EXERCISE DATA:

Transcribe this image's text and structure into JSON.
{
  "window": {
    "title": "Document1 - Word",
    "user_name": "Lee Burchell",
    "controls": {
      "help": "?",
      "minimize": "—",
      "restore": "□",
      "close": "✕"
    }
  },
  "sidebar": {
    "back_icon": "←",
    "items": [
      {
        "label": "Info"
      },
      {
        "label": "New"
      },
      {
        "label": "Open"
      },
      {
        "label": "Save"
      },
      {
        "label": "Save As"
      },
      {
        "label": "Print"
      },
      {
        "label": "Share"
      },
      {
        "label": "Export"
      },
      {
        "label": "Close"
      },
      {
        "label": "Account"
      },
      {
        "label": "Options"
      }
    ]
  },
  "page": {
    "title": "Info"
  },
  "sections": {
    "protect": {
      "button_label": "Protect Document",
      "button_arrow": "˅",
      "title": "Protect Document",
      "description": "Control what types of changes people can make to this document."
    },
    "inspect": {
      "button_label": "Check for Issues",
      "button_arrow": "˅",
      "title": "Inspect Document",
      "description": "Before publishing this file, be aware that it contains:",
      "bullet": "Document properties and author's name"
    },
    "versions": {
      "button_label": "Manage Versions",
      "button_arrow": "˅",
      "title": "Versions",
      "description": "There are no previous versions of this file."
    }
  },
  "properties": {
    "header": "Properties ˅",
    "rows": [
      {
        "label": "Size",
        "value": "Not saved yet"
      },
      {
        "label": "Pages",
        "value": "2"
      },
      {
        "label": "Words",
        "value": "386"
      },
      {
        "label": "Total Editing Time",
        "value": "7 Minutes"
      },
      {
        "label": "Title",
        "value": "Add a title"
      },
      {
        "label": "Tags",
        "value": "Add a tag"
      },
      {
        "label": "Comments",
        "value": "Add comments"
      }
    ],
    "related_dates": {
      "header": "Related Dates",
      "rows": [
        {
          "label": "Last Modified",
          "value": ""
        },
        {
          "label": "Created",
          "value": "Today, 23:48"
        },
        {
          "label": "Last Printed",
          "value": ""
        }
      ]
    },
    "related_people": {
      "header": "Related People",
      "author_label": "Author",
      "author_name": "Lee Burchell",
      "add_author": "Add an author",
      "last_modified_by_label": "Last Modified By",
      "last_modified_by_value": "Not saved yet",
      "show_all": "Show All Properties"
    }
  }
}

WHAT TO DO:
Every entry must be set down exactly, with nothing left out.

WRITTEN ANSWER:
Transcribe this image's text and structure into JSON.
{
  "window": {
    "title": "Document1 - Word",
    "user_name": "Lee Burchell",
    "controls": {
      "help": "?",
      "minimize": "—",
      "restore": "□",
      "close": "✕"
    }
  },
  "sidebar": {
    "back_icon": "←",
    "items": [
      {
        "label": "Info"
      },
      {
        "label": "New"
      },
      {
        "label": "Open"
      },
      {
        "label": "Save"
      },
      {
        "label": "Save As"
      },
      {
        "label": "Print"
      },
      {
        "label": "Share"
      },
      {
        "label": "Export"
      },
      {
        "label": "Close"
      },
      {
        "label": "Account"
      },
      {
        "label": "Options"
      }
    ]
  },
  "page": {
    "title": "Info"
  },
  "sections": {
    "protect": {
      "button_label": "Protect Document",
      "button_arrow": "˅",
      "title": "Protect Document",
      "description": "Control what types of changes people can make to this document."
    },
    "inspect": {
      "button_label": "Check for Issues",
      "button_arrow": "˅",
      "title": "Inspect Document",
      "description": "Before publishing this file, be aware that it contains:",
      "bullet": "Document properties and author's name"
    },
    "versions": {
      "button_label": "Manage Versions",
      "button_arrow": "˅",
      "title": "Versions",
      "description": "There are no previous versions of this file."
    }
  },
  "properties": {
    "header": "Properties ˅",
    "rows": [
      {
        "label": "Size",
        "value": "Not saved yet"
      },
      {
        "label": "Pages",
        "value": "2"
      },
      {
        "label": "Words",
        "value": "386"
      },
      {
        "label": "Total Editing Time",
        "value": "7 Minutes"
      },
      {
        "label": "Title",
        "value": "Add a title"
      },
      {
        "label": "Tags",
        "value": "Add a tag"
      },
      {
        "label": "Comments",
        "value": "Add comments"
      }
    ],
    "related_dates": {
      "header": "Related Dates",
      "rows": [
        {
          "label": "Last Modified",
          "value": ""
        },
        {
          "label": "Created",
          "value": "Today, 23:48"
        },
        {
          "label": "Last Printed",
          "value": ""
        }
      ]
    },
    "related_people": {
      "header": "Related People",
      "author_label": "Author",
      "author_name": "Lee Burchell",
      "add_author": "Add an author",
      "last_modified_by_label": "Last Modified By",
      "last_modified_by_value": "Not saved yet",
      "show_all": "Show All Properties"
    }
  }
}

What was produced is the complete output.